Grape Arbor Trellis Update Spring 2016
This is what the grape arbor looks like inearly spring before it’s ever had any trimming done. This is what it looks like about halfwaythrough the pruning process, getting it ready for spring, and here we are with it fullypruned and ready for spring to fully set in and the leaves to start to come out. So how have things really been going withour grape trellis? Well, you can see it here behind me. It hasn’t really been a very bigproducer. That said, I haven’t really put much effort into it. I haven’t tried to fertilizethe plants in any way. I haven’t put compost or manures or even any kind of blood mealor anything like that on them. I’ve just let
them be, so I don’t know if this is the yearthat they really blossom out and we really get a lot of grapes or if it’s just not thebest setup. One thing I will say is that throughout the course of the year, you do have to goup there, maybe every two to three weeks, and make sure that the vines aren’t growingonto the house. We only do the major pruning back to this once a year, but throughout theyear, every couple weeks, you’ve got to go up there and make sure they don’t grow intothe house. So, if that’s not something that you’re willing to do or you don’t have thecapability of doing it, then maybe this isn’t the best setup for you to try. I think thisis probably limited to somebody who really

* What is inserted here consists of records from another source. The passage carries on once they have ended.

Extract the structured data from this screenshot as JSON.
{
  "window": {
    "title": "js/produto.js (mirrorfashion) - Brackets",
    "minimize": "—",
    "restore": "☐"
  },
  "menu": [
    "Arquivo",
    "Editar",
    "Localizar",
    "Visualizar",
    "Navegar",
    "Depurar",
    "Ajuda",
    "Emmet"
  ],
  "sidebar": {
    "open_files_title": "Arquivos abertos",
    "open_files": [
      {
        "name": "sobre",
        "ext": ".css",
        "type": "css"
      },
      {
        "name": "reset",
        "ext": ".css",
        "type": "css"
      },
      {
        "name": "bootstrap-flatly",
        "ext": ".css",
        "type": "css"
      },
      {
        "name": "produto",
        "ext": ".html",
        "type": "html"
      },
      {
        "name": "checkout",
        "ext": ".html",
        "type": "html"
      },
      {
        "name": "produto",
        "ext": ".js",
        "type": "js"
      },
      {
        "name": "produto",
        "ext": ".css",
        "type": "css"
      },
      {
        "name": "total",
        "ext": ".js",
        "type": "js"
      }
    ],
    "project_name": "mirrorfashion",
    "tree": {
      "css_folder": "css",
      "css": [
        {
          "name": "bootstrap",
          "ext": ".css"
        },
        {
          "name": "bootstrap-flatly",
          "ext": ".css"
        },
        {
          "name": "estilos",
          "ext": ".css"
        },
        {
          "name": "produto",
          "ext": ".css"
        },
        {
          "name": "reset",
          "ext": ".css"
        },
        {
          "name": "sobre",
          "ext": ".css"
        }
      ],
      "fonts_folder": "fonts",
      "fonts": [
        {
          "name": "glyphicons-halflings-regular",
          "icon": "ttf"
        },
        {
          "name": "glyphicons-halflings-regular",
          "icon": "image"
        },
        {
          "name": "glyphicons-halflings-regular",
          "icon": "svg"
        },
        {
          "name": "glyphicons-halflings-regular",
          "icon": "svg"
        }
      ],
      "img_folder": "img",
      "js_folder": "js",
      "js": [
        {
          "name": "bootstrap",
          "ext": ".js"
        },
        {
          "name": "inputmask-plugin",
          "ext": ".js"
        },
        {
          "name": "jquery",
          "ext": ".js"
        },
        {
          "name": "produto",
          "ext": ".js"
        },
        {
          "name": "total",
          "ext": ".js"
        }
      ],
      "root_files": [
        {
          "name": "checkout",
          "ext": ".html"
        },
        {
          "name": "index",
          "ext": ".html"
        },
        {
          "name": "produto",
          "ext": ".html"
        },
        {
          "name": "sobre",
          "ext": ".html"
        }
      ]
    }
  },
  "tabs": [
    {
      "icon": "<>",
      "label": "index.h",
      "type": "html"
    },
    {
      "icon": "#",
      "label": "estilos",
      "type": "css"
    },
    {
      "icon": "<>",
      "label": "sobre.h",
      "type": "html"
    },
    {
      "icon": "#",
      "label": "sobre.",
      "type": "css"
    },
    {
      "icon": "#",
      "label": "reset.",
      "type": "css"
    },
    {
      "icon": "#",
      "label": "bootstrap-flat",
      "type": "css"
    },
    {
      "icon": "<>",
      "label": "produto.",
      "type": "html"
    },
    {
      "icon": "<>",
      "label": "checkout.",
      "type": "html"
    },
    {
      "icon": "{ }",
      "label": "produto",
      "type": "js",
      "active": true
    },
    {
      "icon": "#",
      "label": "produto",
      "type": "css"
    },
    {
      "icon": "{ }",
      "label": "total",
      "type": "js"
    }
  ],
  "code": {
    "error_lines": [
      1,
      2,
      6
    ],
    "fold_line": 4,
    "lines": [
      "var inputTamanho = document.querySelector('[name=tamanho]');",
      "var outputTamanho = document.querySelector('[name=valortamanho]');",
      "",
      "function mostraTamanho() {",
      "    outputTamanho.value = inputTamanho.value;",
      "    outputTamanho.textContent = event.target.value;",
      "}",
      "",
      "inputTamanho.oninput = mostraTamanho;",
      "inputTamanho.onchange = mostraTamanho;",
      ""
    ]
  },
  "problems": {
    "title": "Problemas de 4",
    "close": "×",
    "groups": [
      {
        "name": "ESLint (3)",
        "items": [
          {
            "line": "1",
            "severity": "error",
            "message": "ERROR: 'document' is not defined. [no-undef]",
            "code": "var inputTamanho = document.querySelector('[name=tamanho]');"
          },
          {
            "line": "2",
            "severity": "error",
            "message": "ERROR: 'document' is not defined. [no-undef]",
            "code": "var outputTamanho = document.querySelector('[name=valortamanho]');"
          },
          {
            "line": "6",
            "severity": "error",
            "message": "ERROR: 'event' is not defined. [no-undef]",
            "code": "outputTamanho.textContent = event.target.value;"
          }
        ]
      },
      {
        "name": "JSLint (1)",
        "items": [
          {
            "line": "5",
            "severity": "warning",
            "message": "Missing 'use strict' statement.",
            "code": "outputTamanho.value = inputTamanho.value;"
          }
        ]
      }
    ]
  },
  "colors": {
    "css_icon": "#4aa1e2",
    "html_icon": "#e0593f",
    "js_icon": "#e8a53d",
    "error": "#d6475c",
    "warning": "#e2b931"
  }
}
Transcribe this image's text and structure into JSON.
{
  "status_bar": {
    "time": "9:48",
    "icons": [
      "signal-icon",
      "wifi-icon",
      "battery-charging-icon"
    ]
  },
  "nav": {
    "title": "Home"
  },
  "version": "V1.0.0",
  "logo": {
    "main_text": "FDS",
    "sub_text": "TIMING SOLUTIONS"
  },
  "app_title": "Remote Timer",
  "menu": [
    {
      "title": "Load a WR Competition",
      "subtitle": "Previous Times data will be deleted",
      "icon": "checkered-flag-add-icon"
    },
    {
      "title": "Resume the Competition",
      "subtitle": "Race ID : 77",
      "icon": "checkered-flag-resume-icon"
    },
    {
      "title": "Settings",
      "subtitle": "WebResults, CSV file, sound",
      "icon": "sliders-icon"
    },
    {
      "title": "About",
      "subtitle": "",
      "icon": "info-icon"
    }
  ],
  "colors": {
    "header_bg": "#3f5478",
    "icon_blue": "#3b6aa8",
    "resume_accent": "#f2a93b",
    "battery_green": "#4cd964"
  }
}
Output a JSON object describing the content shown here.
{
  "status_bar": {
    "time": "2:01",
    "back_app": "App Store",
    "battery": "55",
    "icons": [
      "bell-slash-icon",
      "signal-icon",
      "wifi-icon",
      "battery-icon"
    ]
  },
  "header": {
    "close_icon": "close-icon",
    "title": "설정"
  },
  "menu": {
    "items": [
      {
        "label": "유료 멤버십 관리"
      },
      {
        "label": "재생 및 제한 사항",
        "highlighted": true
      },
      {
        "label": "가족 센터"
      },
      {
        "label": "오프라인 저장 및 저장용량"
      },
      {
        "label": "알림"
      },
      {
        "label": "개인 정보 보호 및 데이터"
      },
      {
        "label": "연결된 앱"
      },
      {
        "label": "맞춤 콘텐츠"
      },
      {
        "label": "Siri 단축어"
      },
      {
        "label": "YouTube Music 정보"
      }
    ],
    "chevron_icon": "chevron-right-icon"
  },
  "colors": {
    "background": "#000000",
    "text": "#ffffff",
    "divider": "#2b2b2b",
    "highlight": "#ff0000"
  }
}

needs the shade. In our instance, you cansee that the land slopes away from our house very quickly. If we were to try to put somekind of a tree over here, first off it is also going to not just block the light, butalso be a storm hazard for our home, to have a tree so close to this side of the house.The storms would be coming from off camera this direction and would blow trees directlyonto the house, so trees aren’t a good option for us. Having the trellis right up againstthe house still gets us the shade we need on this western front and not have our bedroomheat up. I think that’s the other thing to consider. What part of your home are you tryingto shade. If this is a room that you’re not
going to go into in the afternoon, then maybeit’s not worth trying to provide the shade and the extra work involved with keeping thevines trimmed back throughout the year, so take those kinds of things into account tosee if this is an application that’s really suited for you. Otherwise, the structure itselfis holding up really, really well. I was up there trimming back these vines and shakingit around and using it for support and it is flexible, because that’s the way it’s designedto be but I don’t see any problems with it. I think if this thing were even in full fruitthat it wouldn’t go anywhere, so I’m very happy with the stability of the structureof this kind of trellis.
Lastly, we are growing both table grapes andmuscadines on this trellis and one thing I’ll note is that even though we’re here in theSouthern United States and muscadines are our native grape, the muscadine vines aremuch more fragile. They’re much more likely to break. They’re more brittle. The tablegrapes are very flexible and so what I’m trying to say is if I have a vine that starts growingat a diagonal that I wanted to grow at a horizontal, I can come back in the off season and cutthe tendrils off and move that vine down and put it where I want it whereas with the muscadinesI’m finding that as soon as I try to move them I’m more likely to snap them. They justget brittle and go way to dormant to try to
mess with them. I have to train them duringthe year while they’re growing, whereas with the table grapes, I can train them right nowand don’t have a problem with it at all. So, that’s another thing that you could take underconsideration. So, we’ll show you this again later as theyear goes on, but wanted you to get an update on the grape trellis. As far as the groundaround the grape trellis, we’ve got some plans for that too. Come back and see us again andwe’ll let you know what’s going on with that. Thank you all so much for watching. We’llsee you next time.